▼▼▼
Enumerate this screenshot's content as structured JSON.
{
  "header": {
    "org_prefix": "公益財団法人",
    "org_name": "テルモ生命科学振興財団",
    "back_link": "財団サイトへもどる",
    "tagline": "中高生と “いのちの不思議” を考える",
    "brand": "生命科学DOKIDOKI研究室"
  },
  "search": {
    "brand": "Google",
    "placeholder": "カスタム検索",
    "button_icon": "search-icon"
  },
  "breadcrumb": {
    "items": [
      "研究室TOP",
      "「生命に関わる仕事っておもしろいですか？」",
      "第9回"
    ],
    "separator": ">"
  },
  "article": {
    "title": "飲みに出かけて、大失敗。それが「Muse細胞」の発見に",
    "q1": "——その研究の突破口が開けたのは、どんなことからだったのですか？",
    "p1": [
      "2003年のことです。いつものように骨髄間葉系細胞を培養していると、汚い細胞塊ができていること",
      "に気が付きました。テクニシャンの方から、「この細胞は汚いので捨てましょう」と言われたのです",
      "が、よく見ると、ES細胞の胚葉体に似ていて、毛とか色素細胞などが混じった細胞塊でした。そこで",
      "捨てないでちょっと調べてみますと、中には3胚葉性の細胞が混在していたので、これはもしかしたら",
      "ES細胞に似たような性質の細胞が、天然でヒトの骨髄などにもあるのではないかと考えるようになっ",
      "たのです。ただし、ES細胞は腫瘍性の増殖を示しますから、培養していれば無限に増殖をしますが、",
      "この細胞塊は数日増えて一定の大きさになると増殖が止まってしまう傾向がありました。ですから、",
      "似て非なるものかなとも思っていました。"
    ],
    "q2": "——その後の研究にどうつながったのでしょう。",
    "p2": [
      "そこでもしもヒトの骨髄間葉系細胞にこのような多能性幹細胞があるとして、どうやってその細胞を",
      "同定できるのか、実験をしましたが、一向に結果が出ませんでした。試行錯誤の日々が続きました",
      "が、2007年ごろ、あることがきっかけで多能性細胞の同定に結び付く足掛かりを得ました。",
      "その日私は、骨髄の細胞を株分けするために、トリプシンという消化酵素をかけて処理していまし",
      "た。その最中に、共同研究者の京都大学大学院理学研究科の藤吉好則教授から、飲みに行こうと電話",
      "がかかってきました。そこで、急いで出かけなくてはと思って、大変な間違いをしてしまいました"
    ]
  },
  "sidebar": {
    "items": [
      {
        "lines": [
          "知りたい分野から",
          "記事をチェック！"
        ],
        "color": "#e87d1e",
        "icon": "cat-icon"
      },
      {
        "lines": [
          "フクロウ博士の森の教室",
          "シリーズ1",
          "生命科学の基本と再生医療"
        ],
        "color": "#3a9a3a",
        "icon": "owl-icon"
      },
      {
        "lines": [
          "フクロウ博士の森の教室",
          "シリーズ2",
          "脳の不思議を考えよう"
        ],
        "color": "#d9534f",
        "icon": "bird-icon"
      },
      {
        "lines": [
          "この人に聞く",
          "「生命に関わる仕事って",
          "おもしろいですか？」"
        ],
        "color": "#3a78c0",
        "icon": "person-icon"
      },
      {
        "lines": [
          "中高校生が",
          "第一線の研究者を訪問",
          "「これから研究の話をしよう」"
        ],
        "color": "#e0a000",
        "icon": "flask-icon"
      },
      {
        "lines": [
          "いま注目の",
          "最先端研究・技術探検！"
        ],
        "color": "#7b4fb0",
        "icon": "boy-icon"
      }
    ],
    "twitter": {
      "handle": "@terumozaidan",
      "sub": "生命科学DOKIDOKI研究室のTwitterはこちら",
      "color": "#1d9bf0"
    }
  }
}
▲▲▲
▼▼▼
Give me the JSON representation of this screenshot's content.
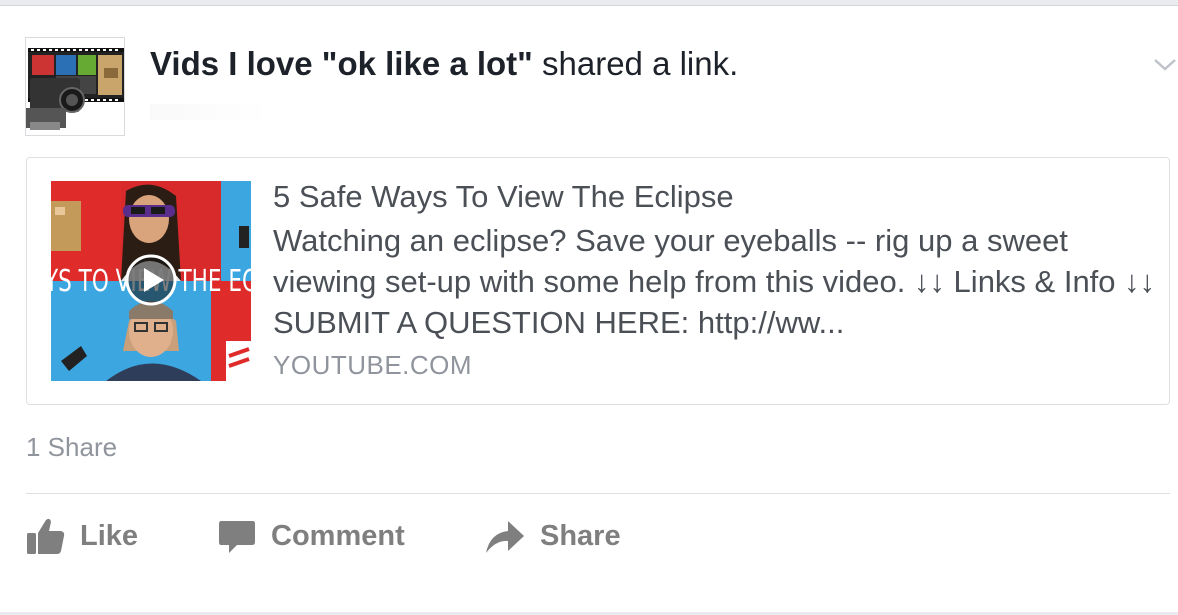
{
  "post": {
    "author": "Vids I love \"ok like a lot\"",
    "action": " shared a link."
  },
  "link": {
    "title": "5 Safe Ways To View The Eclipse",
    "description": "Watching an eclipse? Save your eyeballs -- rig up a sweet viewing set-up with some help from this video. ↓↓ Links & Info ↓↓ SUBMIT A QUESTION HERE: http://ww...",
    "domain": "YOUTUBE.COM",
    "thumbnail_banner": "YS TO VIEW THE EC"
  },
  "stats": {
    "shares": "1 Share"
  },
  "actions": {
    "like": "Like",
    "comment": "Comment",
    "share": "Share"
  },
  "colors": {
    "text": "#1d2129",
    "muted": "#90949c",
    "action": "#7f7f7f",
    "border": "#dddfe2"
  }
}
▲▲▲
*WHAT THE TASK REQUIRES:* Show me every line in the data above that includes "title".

*OUTPUT FOR THIS TASK:*
    "title": "飲みに出かけて、大失敗。それが「Muse細胞」の発見に",
    "title": "5 Safe Ways To View The Eclipse",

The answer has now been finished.